The Live Music Forum
Friday 30th December 2005 - BBC Radio 4 30th December, Pub Carols and Licensing
BBC Radio 4 Today continued its licensing and live music coverage with a piece this morning about Sheffield pub carols (transcript below). Dr Ian Russell, an expert in this field, was interviewed by presenter Stephen Sackur. Dr Russell suggests that if local authorities 'take a liberal view', such events will escape red tape. He adds that 'many local authorities' are of the opinion that where a pub is singing 'the rules do not apply in the same way'.
I hope he is right, but in the past at least many local authorities took a very different view of communal singing in pubs. Dr Russell also says: 'The enthusiasm for the carols has never been stronger. There are more people from outside coming into the area. Cultural tourists, if you like, visiting the Sheffield region staying B&B for a short holiday, a week's holiday, and then travelling round several communities to sing the carols.'
This calls to mind the contrasting attitude of chief police officers, expressed publicly and to great effect during the Licensing Bill debates: 'Live music always acts as a magnet in whatever community it is being played. It brings people from outside that community and having no connection locally behave in a way that is inappropriate, criminal and disorderly.' [letter to Tessa Jowell by Chris Fox, president of the Association of Chief Police Officers, 2nd July 2003] The Government broadly endorsed this statement. It was read into the Hansard record by government minister Lord McIntosh as a supporting argument for rejecting an entertainment licensing exemption for small venues (House of Lords, 3rd July 2003). I missed presenter Stephen Sackur's introduction to this piece.
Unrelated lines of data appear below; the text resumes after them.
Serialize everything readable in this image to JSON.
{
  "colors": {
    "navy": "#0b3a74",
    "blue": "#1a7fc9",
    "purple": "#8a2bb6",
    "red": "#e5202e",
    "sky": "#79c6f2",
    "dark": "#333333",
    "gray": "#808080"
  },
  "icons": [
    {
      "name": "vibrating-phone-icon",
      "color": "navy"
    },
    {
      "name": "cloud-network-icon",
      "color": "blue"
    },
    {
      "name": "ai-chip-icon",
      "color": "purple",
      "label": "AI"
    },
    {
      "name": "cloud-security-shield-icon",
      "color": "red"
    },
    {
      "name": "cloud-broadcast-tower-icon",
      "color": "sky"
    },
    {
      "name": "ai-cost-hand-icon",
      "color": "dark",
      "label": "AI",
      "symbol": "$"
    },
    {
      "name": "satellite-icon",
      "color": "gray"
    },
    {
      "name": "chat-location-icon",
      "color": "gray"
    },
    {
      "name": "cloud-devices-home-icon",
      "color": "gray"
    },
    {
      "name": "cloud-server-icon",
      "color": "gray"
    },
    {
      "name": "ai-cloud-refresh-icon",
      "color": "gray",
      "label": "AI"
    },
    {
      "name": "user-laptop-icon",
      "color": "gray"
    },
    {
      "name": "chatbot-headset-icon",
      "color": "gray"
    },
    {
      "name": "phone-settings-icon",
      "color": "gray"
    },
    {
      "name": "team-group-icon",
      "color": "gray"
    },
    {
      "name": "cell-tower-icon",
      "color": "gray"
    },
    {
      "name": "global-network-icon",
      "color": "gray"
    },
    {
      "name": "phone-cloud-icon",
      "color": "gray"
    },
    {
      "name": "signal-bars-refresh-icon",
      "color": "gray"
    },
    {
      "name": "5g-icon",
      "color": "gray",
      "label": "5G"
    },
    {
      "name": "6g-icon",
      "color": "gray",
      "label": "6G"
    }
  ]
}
However, you will be able to catch it on the web later this morning: www.bbc.co.uk/radio4
Transcript of BBC Radio 4 Today - Pub carols and licensing - Friday 30 December 2005,
7.45-7.48am approx [sound of communal singing 'While shepherds watch their flocks by night...' to an original tune]
Stephen Sackur: Now Sarah beside me is humming away. I'm sure many of you are at home as well. Familiar words there but perhaps not quite such a familiar tune. Dr Ian Russell is an expert on these kinds of 'village carols', that's what he calls them. Dr Russell, what is special about them?
Dr Ian Russell: Well, in the first place the carols are very much something that has come from the grass roots. They're carols that are considerably older than 'O little town of Bethlehem' or 'Once in royal David's city'. They, the carol we were listening to has its origins in the mid-18th century and erm came from the pen of somebody who was an artisan, a tradesman, not, not somebody who was educated in Oxford or Cambridge, or from a high church background.
Stephen Sackur: Um I don't know how to put this delicately, but you don't really need a good voice to sing some of these village carols.
Dr Ian Russell: No, they're not about elitism in any sense, they're about people joining in and participating, and anybody who wants to sing is welcome, it's not as...
Stephen Sackur: Usually in a pub, is that right?
Dr Ian Russell: Yes, many of the traditions are based in the pubs. There are several that are not, er some are itinerant traditions visiting and going round communities as many many places did in the past, and some, er a few are based also in chapels.
Stephen Sackur: Because of that, and because of what you were saying about the artisans who actually came up with some of these songs, is there no religious element at all, or is that in the background or what?
Dr Ian Russell: Well carols have always been betwixt and between. They've always been a bit liminal, a bit secular at the same time as being sacred. I'm sure for many people er the carols have a very strong spiritual content, and for some a very sacred content. But for others the carols are very much to do with the time of the year, very much to do with fellowship and community, and being together in warm convivial surroundings.
Stephen Sackur: Now we captured that one in Ecclesfield. Are they thriving?
Dr Ian Russell: They are indeed thriving. I've been quite amazed this Christmas as I've gone round. Um, numbers are up in many of the communities. The enthusiasm for the carols has never been stronger. There are more people from outside coming into the area. Cultural tourists, if you like, visiting the Sheffield region staying B&B for a short holiday, a week's holiday, and then travelling round several communities to sing the carols.
Stephen Sackur: And quickly if I may there's some suggestion the new licensing laws might be a problem for these village singers because there is the idea that if you plan a carol concert in a pub you've got to get a Temporary Event Notice from the local council.
Dr Ian Russell: Yes, these these temp.. I'm not sure about the full legal situation, but the Temporary Event licence are not very expensive, I do know that. But apart from that, er many licensing authorities are of the opinion that where a pub is singing um we're not talking about a performance situation with an audience, and therefore er the same, the rules do not apply in the same way.
Stephen Sackur: They can escape the red tape?
Dr Ian Russell: I think that er if the local authority take a liberal view there should be no problems.
Stephen Sackur: Good to hear. All right, Dr Ian Russell thank you very much indeed.
Sarah Montague: The time 12 minutes to 8...
by Hamish Birchall